*** O’Neill says he thinks the economy is growing at between plus 0.5% and minus 0.5%.

*** “The American middle class is full of families that could not write a check for the rent, utilities, insurance and car payment at the same time,” writes Lynn Carpenter. Lynn’s convinced that the true barometer of the economy comes not from the major indexes, or the Fed funds rate, but from the balance sheet of the average family.

*** “Families need to put a new television on their credit card…” Lynn points out. “Yet, since 1974, rent and utilities have fallen from 23% of an average family’s spending to 17%-in real terms, after inflation. Food has gone from 19% of the budget to under 14%. What’s going on here? For one thing, that 26% reduction in housing costs is offset by a 600% increase in the portion of the budget spent on recreation! Families are also tripling the amount they devote to apparel and shoes, and doubling what they spend on transportation…”

*** A number of class action suits against Nortel have been set in motion. Plaintiffs charge that the company misled investors…and note that company executives sold $7 million of Nortel shares within 3 weeks of the profit warning announcement. Nortel, once at C124.50 is now around C30. The shares rose C2.25 yesterday in Toronto.

*** The 9 major tobacco companies are up an average of 90% so far this year. But, uh oh, analysts have turned bullish on tobacco. Philip Morris, which we suggested to you a year ago, now trades at $47.

*** A friend sent me a remarkable exhibit from the ‘practice random acts of kindness’ school of marketing. “We can’t make your tuna salad just the way you like it,” says the letter. But can send customers 10 1-cent stamps to help them adjust to the postal rate increase in January, which is what it did. In big ways in and small ones, Amazon continues to redistribute shareholder’s money to customers. “Short Amazon” says the accompanying message from my friend.

*** “Everything is out of phase,” said our gardener, Mr. Deshais, this morning. A week ago, we were outdoors in our shirtsleeves telling each other that winter was over. Today, I am sitting so close to the fire I can smell my sweater burning – and looking out the window at the plum trees already in bloom. It has turned very cold. Snow has been forecast for later in the week.

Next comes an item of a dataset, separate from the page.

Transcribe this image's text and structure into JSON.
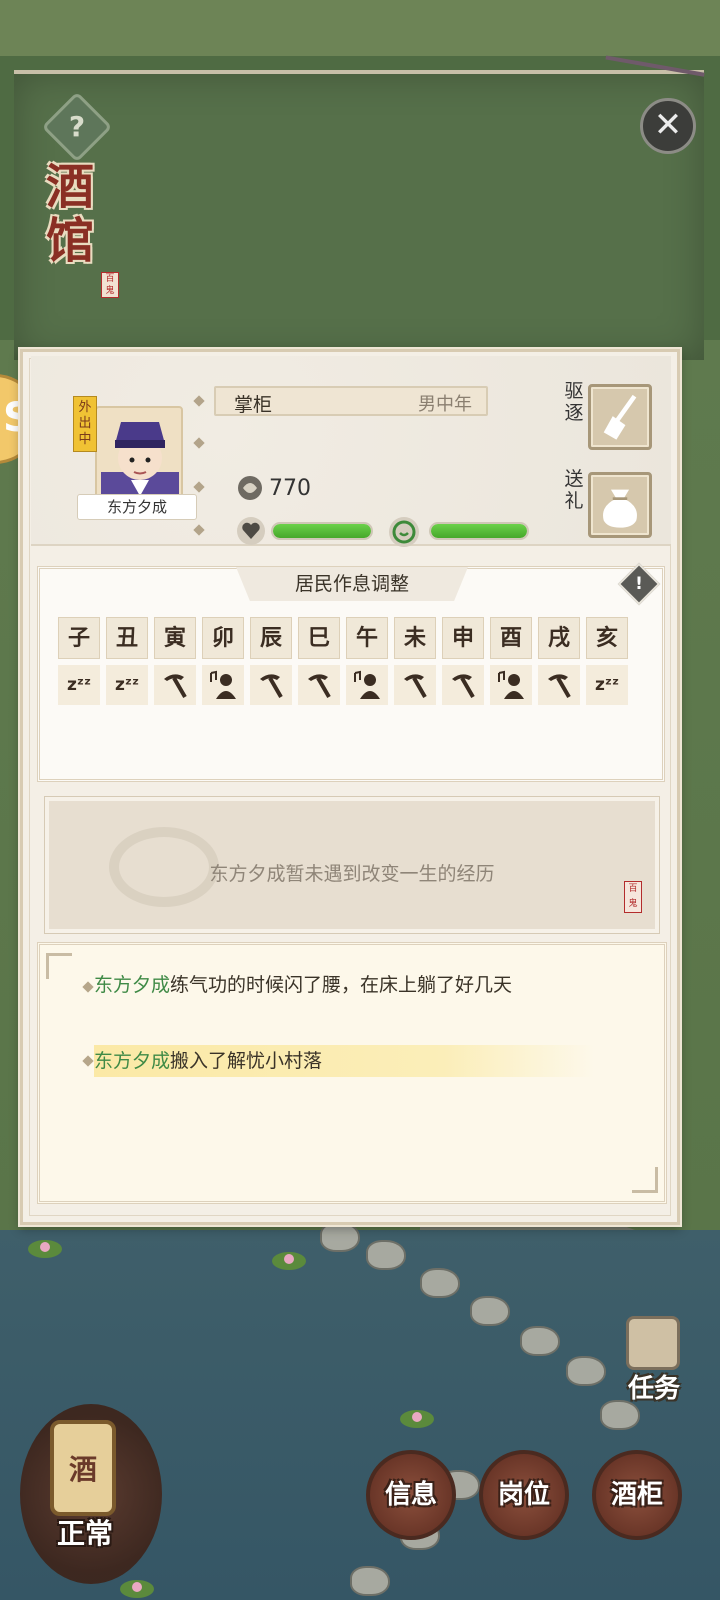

*** “I’m going to kill the goose,” Mr. Deshais added.

“Why,” I asked naively, “what did it do?”

“No, no, Monsieur Bonner,” said the ever-practical gardener, “we now have room in the freezer, so there’s no reason to continue feeding it.”

Later, I went out to the woodshed to see what he was up to. The goose was strung up by his feet. The white feathers of its neck had turned red…and were dripping. Not quite dead. I wondered what it must have thought. The poor thing watched Mr. Deshais’s little dog, Tina, drink the pooled blood on the ground. Mother nature is no sentimentalist.

*** “Live Large,” urges a headline at I imagined the scene…a fat person, finally liberated from the restraint of embarrassment, rises triumphantly at a meeting and tells his fellow weight watchers: “Stuff it! I’ve had it with starving myself. I’m going to Live Large!”

But no, the Forbes message – which might be better phrased, “Live Grandly,” offers readers a chance to win 3 nights at the Forbes chateau, which I believe is in the Loire Valley not too far from here.

*** Not to be outdone, I will offer DR readers a similar contest. First-place winners will get 3 nights free in my chateau d’Ouzilly. Losers will get 4 nights. Details to follow.